Data Science for the Public Sector (DS4PS)
Open source tools like R have become extremely popular in academics and industry. It's flexibility has led to a proliferation of contributed packages for econometrics, network analysis, spatial analysis, machine learning, and meta-analysis. It is especially well-known for its graphics capabilities. For those working in government and nonprofit organizations with tight budgets, R can replace proprietary statistical or GIS software that costs thousands of dollars per license, making it a valuable tool for the public sector. It can also be used to build dynamic data dashboards that can be used as performance management systems in public agencies. Although a steep learning curve has meant that adoption has been slow, many schools of public policy are starting to offer courses in R or degrees in data science. We have gathered some resources that are helpful in developing a curriculum for data science in nonprofit and public policy programs.
Open Data for Nonprofits
Several open datasets are available for nonprofit research, but these assets are not cataloged, well-documented, or in formats that are easy to access. This project was created to make this data easily accessible to nonprofit scholars and researchers.
The datasets currently in the archive include:
Business Master File of All Current Exempt Orgs (all orgs granted 501(c)(3) status)
990-PC, 990-EZ and 990-PF Electronic Filers from 2010 to Present
All 990-N Postcard Filers
All Organizations with a Revoked 501(c)(*) Status

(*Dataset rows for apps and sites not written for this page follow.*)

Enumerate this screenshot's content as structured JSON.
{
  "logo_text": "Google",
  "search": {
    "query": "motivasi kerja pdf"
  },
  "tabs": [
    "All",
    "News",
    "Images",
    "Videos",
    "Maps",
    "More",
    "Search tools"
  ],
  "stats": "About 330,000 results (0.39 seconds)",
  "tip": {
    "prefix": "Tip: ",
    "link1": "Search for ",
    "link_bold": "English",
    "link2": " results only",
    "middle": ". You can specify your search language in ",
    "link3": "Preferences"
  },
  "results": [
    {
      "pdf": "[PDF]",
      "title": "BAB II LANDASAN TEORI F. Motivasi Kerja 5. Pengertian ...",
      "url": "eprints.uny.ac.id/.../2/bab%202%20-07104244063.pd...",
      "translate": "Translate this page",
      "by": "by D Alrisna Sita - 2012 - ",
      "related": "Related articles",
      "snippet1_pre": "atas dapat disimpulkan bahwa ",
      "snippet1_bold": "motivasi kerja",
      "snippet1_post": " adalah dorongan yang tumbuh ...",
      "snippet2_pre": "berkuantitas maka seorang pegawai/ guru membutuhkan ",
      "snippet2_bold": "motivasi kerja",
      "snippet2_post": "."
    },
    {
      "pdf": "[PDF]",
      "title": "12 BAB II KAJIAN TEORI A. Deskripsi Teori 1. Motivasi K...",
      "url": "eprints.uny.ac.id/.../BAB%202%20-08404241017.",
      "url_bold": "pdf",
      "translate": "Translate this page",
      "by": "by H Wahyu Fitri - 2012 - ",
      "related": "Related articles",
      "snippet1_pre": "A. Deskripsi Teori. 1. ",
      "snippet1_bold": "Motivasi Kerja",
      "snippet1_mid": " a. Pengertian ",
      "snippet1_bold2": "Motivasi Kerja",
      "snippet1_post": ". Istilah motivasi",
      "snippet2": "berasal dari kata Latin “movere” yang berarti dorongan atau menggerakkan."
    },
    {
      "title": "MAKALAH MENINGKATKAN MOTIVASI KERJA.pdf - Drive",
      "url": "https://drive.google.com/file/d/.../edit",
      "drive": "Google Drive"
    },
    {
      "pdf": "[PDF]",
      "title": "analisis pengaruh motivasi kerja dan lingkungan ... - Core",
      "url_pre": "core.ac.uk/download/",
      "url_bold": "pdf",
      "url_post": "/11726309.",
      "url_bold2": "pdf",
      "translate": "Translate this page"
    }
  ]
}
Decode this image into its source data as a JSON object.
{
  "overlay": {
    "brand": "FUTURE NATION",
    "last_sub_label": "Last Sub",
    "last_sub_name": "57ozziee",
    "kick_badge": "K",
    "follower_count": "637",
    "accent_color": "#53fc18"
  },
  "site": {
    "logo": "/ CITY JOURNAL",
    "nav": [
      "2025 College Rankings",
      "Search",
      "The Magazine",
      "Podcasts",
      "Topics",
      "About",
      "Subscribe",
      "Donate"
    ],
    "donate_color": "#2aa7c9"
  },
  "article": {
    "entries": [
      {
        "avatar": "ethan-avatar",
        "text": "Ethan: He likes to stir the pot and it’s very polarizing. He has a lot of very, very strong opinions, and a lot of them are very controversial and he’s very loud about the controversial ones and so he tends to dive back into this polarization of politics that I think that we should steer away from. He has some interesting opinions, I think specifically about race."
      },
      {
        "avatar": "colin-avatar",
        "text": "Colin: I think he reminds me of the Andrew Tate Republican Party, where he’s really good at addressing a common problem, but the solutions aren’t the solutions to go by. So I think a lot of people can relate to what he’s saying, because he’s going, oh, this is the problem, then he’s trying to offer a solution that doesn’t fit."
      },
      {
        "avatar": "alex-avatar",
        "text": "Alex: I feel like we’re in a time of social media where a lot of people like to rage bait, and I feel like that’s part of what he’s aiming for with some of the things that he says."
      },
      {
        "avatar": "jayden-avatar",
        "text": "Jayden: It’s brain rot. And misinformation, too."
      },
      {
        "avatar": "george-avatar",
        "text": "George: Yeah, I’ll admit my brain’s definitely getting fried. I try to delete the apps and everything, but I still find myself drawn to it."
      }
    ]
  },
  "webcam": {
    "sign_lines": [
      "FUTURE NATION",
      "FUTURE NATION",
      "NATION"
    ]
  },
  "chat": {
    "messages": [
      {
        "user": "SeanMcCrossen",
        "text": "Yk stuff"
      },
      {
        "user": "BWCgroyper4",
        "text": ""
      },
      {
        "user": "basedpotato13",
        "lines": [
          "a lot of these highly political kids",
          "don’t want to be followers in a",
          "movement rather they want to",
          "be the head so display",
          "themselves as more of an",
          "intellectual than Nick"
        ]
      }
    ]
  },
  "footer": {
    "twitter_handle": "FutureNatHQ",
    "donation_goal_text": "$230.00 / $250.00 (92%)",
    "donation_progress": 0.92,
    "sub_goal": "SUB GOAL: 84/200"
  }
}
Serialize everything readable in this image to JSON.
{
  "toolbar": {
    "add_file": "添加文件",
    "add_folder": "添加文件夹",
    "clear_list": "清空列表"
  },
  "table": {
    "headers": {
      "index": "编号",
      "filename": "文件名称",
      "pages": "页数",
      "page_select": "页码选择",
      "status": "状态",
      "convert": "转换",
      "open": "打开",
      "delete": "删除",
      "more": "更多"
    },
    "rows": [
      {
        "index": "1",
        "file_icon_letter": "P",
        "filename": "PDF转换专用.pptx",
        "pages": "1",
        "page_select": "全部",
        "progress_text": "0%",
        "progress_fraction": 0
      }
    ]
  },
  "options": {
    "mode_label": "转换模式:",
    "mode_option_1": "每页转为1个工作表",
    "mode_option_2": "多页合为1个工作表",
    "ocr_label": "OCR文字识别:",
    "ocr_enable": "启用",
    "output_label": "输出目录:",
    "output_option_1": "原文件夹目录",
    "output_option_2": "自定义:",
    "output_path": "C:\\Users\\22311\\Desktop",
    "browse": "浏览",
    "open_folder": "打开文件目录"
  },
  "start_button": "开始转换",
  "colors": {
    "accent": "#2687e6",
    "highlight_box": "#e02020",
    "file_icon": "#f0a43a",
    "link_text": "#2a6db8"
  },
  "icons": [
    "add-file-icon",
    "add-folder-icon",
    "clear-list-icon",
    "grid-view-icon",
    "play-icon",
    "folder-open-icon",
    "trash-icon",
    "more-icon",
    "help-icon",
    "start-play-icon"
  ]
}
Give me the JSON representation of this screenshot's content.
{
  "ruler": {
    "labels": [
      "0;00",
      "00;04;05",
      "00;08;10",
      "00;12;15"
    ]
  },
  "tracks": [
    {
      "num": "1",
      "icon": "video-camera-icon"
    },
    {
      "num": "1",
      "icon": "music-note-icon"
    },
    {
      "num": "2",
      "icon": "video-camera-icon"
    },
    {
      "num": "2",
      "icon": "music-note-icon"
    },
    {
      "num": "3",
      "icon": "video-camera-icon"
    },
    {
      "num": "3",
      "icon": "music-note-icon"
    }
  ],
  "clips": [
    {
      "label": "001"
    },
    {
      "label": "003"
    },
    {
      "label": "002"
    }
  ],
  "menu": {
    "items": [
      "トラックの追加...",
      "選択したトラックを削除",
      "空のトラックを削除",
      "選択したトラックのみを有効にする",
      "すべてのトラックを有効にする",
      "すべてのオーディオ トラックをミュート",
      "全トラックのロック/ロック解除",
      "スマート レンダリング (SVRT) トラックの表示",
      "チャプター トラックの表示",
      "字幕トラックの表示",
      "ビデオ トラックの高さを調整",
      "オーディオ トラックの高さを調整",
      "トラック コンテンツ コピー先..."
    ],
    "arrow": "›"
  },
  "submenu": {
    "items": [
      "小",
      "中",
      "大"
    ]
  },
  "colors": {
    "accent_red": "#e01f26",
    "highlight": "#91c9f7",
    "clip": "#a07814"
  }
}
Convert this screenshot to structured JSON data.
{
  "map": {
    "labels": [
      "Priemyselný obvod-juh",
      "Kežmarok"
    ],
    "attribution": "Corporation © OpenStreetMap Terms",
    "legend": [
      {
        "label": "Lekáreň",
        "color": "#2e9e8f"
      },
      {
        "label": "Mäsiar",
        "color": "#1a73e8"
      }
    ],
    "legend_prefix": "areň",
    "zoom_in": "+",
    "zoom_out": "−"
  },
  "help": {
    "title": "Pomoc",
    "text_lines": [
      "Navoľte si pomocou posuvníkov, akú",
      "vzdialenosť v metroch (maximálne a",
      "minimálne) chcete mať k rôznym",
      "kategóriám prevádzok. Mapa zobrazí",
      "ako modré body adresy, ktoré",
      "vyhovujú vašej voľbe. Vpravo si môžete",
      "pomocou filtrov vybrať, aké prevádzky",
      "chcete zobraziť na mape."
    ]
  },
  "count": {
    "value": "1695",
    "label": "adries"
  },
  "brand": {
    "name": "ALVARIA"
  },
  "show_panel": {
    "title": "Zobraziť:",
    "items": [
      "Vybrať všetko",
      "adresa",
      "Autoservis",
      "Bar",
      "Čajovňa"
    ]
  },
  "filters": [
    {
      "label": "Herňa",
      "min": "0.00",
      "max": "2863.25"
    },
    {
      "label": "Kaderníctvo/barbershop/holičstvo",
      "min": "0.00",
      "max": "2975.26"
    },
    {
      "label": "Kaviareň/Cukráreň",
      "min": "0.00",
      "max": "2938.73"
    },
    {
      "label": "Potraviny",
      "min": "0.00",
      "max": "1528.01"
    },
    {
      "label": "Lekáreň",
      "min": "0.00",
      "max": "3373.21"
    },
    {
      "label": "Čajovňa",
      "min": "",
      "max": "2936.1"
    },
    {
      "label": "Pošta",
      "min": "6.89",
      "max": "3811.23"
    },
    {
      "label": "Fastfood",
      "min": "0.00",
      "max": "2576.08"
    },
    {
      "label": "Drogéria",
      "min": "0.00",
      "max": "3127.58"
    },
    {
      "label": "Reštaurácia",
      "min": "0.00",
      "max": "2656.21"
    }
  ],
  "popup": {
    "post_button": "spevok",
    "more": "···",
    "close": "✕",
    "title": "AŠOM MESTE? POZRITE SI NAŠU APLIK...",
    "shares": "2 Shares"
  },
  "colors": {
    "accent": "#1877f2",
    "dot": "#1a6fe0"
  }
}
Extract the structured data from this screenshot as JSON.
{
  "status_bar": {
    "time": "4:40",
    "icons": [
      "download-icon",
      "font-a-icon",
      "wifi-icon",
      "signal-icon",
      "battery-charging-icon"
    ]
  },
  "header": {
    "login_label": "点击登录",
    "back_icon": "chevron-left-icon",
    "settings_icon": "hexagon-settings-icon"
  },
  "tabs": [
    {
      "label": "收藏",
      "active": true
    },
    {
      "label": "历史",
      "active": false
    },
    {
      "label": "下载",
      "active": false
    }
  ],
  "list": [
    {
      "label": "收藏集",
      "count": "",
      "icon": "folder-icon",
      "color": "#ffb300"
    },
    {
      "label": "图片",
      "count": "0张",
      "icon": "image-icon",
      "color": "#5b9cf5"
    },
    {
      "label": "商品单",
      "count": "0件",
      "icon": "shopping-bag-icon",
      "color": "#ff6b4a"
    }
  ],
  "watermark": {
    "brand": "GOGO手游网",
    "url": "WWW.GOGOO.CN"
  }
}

We will be working with the Center for Nonprofits and Philanthropy at the Urban Institute to expand available datasets and build a data science platform for nonprofit scholarship.
Literature reviews are an essential component of the research process, but due to the high volume of research and idiosyncratic terminology across disciplines it can be difficult to systematically review a domain. We have developed a method of constrained snowball sampling from academic databases that reliably identifies the most important citations in a field. The method has been implemented as a desktop application that scrapes data from Google Scholar, and a package for R to analyze the data.
Citation Network Analyzer web scraper [ request ]
Source Code on GitHub [link]
There are over 50,000 new nonprofits started each year, and roughly 25% of them don't survive past their fifth year. Starting a new organization can be challenging, and competition for resources has intensified. Thanks to a grant from the Kresge Foundation we have been able to build knowledge about key components of the startup process. We have collaborated with the Foundation Center on the creation of a nonprofit startup diagnostic tool that will allow potential nonprofit entrepreneurs to evaluate their preparedness and direct them to useful resources to fill their gaps in knowledge and strategy.
If you are thinking of starting a nonprofit access the diagnostic tool here.
Read our working paper on nonprofit entrepreneurship [ link ]